Old Testament Textual Criticism. A Practical IntroductionWritten by Ellis R. Brotzman Reviewed By Richard S. Hess
Brotzman provides a survey of the texts of the Hebrew Bible and their evaluation. The work is weakest where it surveys the versions of the Old Testament. There is a dependence upon Waltke and Cross, especially in acceptance of the latter’s hypothesis of three basic types of Hebrew texts. Tov’s analysis of the Qumran manuscripts has demonstrated that this is an oversimplification; a fact to which Brotzman refers but does not incorporate in his analysis of the textual history (pp. 92, 94). The strength of the work lies in its helpful discussions on how to read the BHS (the standard Hebrew text of the Old Testament), on types of scribal errors, and on practical examples of textual criticism at work in the book of Ruth. An English key to the Latin abbreviations of BHS concludes the work.
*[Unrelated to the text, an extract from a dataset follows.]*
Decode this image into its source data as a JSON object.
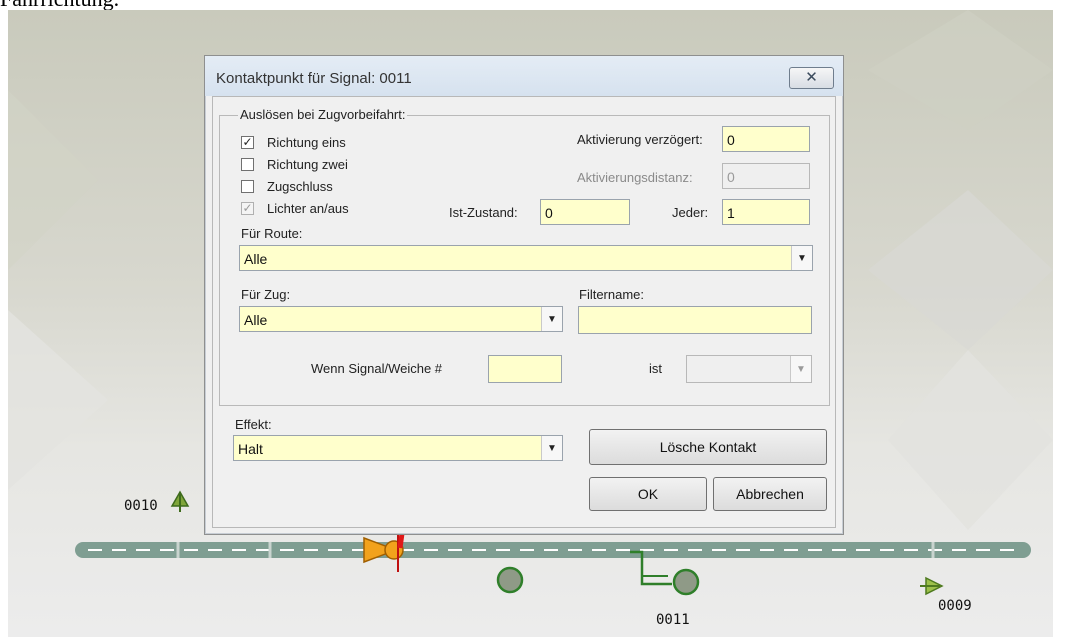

Thus the work forms a practical complement to Tov’s introduction.
Richard S. Hess
Denver Seminary, Denver